A Wichita South senior reflects on COVID-19 and her untypical high school experience
A Wichita South High senior talks about what she lost in high school because of the pandemic, but also what she learned.
Diana Grajeda is a senior at Wichita South High School.
She's editor of the school's paper and yearbook, drum major for the marching band, a cheerleader and part of the school's tennis team. Pretty typical stuff for a lot of seniors.
But her high school journey has been anything but typical.
Her sophomore year ended in March when Gov. Laura Kelly closed the state's schools. Classes for much of her junior year were done remotely and her senior year was mostly conducted behind a face mask.
Diana — who plans to attend Wichita State next fall — talked with Tom Shine and The Range about what she lost in high school because of the pandemic, but also what she learned.
The interview was edited for length and clarity.
I can't even remember how it felt freshman year — just everything normal. Like this just feels normal now. I feel like we've been doing this for years. More than two years.
I feel like I missed out on a lot of opportunities and junior year is a pretty big one. So to miss that … you miss scholarship opportunities, you just miss all the involvement … the whole high school experience. You don't get most of it.
A metaphor would be like a sandwich: We only got the bread. We got the beginning and the end; we got nothing in the middle.
We did fully remote up until the second semester [of junior year], and then they let us back. But I didn't go back until I think April.
I didn't really learn anything. … We didn't retain the information cause there were too many distractions, and when you're at home you can just Google everything. … It was too easy to not learn.
How students changed
The major difference … that the year out of school made is the students. We lost a lot of our social development. Like we don't know how to interact with each other anymore.
A lot of students were just really disrespectful, and they were acting like middle schoolers. But you have to remember they were middle schoolers last time they were students. So it just feels like everyone got held back mentally.
We forgot how to be people. We're just all in our own little world again; everyone's in their room, on the computer, in their heads.
The start of the pandemic
It was scary. Not because there was anything like particularly scary about it, but you just never knew what was going to happen. They kept passing new laws, changing the rules. New vaccines, new everything.
Especially in the beginning. It felt like an apocalypse. You would go to Walmart; everyone would look at you funny because no one wanted to see other people. The roads were empty. It didn't feel real the first few months to me.
I never went to homecoming until fall this year, and I did go to prom last year. I went to North [High] and South [High] prom; had to make up for the one I lost.
But they were pretty normal. Both of them were masquerade themed. ... We didn't wear them [masks] once we were inside. So it was kind of a normal prom.
And then this year I went to fall homecoming because my friend was on the court, and she was homecoming queen. And I went to the winter one because I was homecoming queen. Yeah, I won.
What she learned from the pandemic
I think I realized what's really important. Like my freshman and sophomore year, I would waste a lot of time.

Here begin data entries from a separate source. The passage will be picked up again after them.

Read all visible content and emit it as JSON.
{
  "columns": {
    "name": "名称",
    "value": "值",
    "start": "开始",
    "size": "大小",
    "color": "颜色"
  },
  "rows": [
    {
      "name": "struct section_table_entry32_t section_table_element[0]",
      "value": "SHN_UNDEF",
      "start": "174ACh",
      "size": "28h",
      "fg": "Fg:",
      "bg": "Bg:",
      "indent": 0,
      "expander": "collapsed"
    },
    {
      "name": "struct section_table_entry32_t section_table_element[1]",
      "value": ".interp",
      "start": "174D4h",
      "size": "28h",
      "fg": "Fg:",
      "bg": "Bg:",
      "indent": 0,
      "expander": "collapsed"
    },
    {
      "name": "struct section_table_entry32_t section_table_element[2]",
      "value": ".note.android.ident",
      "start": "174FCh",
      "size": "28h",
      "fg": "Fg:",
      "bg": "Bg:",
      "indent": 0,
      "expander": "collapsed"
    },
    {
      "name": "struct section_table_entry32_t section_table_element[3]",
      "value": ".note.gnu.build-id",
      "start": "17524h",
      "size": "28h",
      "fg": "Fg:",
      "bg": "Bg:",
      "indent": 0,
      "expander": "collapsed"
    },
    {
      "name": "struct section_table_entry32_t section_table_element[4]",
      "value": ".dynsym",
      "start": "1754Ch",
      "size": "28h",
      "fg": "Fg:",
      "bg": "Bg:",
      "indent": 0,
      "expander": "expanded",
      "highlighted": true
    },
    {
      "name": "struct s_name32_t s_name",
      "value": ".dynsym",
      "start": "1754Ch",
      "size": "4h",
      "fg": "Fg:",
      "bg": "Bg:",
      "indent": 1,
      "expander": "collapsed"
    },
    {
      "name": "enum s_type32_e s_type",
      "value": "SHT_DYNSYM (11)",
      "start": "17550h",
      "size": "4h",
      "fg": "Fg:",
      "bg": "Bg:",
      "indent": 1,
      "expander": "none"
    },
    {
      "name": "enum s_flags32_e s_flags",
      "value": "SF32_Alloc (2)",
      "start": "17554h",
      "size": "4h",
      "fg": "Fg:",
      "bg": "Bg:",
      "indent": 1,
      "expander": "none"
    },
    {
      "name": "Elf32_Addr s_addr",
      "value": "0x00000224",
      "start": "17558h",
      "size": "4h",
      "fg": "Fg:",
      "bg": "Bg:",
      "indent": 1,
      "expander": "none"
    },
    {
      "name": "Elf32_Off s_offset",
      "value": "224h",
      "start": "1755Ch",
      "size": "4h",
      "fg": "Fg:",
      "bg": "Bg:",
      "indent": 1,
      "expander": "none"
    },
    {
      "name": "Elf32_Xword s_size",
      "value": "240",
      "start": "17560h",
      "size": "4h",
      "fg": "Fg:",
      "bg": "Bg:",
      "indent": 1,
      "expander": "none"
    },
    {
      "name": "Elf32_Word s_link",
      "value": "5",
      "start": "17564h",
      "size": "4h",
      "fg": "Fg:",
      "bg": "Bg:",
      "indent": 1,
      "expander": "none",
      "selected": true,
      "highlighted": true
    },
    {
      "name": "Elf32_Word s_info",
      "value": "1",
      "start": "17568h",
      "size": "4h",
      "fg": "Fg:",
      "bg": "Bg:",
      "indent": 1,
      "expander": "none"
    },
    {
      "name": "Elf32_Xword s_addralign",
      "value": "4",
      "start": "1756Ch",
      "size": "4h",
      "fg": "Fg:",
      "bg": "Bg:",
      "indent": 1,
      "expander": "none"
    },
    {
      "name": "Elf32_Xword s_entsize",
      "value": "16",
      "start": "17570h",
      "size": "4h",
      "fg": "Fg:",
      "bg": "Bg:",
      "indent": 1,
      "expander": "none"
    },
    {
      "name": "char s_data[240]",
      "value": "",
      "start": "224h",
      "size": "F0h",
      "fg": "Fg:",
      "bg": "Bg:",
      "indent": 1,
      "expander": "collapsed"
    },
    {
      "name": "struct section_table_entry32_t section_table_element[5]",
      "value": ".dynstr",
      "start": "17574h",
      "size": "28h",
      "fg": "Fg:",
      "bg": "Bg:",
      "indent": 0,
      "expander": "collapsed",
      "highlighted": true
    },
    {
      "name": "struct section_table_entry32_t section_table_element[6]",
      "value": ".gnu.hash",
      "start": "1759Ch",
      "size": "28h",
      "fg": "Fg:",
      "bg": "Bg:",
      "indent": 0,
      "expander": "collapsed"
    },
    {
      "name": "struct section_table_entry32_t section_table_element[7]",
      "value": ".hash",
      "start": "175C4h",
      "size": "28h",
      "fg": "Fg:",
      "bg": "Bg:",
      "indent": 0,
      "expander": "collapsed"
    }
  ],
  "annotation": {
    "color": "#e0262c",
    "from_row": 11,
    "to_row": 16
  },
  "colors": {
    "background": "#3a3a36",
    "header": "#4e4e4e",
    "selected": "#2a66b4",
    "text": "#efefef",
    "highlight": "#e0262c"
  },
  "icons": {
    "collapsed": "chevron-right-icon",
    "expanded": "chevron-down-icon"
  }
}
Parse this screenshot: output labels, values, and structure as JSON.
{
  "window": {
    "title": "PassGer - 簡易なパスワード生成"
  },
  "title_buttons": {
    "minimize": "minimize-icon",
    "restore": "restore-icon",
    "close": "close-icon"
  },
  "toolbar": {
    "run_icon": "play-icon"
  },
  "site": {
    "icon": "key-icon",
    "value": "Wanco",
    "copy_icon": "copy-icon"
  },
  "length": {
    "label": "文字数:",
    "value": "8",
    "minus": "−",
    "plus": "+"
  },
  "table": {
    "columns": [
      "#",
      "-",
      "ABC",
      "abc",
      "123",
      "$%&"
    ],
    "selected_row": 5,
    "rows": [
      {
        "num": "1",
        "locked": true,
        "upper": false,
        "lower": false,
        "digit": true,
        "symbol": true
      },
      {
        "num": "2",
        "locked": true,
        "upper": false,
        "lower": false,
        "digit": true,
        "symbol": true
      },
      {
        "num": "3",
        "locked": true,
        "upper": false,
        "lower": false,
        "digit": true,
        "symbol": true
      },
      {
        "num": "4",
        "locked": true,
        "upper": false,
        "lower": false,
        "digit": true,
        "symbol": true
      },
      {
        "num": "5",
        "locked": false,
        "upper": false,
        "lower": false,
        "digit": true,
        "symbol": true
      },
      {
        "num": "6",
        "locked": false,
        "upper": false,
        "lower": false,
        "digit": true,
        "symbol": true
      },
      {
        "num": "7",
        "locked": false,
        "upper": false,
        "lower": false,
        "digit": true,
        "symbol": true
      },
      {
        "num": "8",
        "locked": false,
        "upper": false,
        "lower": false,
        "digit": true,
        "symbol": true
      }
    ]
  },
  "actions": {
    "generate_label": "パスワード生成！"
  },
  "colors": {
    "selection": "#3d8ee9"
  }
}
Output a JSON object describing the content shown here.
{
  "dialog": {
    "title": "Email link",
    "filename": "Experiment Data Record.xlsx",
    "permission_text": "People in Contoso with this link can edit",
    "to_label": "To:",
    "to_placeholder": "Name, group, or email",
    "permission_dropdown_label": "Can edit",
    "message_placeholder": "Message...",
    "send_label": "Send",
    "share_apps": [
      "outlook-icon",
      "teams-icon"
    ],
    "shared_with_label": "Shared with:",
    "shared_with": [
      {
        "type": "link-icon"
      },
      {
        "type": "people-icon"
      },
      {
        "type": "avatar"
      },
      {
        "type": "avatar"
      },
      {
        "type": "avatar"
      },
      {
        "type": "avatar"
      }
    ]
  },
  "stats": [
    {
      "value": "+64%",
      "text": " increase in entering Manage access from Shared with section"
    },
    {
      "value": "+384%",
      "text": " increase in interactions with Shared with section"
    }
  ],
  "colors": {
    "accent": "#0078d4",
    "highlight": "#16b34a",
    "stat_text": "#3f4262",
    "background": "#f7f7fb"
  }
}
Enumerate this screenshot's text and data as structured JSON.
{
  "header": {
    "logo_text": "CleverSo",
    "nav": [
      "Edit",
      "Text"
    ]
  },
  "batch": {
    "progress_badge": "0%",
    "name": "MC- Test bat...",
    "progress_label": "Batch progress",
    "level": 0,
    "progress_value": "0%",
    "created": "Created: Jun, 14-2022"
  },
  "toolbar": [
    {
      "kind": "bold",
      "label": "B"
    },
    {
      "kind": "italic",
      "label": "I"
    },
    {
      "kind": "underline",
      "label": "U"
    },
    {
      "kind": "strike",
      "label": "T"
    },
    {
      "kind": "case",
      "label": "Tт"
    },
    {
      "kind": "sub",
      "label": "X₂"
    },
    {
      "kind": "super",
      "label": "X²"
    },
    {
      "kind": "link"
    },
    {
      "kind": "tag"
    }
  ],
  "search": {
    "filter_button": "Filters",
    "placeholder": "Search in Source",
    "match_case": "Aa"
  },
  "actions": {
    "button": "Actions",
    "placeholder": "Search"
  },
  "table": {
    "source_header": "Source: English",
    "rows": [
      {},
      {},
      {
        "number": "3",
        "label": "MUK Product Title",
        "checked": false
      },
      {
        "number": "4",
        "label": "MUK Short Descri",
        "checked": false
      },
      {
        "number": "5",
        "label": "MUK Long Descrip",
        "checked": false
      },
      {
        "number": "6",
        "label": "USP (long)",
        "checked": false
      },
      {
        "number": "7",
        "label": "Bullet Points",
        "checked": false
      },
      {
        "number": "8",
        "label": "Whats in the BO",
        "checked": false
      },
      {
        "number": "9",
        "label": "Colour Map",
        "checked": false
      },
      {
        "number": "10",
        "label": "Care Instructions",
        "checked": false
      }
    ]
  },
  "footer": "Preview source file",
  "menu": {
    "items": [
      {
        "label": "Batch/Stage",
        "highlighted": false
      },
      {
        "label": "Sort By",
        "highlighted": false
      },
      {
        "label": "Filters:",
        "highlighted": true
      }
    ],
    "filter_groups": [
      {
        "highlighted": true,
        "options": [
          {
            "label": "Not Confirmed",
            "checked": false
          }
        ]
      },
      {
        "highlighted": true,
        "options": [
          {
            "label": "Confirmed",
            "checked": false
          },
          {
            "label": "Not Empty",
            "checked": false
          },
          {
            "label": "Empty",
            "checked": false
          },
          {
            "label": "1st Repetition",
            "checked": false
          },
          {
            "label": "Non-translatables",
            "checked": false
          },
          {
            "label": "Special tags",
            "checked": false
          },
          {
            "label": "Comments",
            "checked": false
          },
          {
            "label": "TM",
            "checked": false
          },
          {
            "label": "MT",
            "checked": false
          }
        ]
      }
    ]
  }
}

My grades and everything … look fine, but I would just waste a lot of time doing nothing. And then when we came back from the pandemic in school, I had to work extra hard to catch up and everything I slacked on junior year.
So it kind of gave me a work ethic that I didn't used to have.
It's not letting me experience my senioritis properly.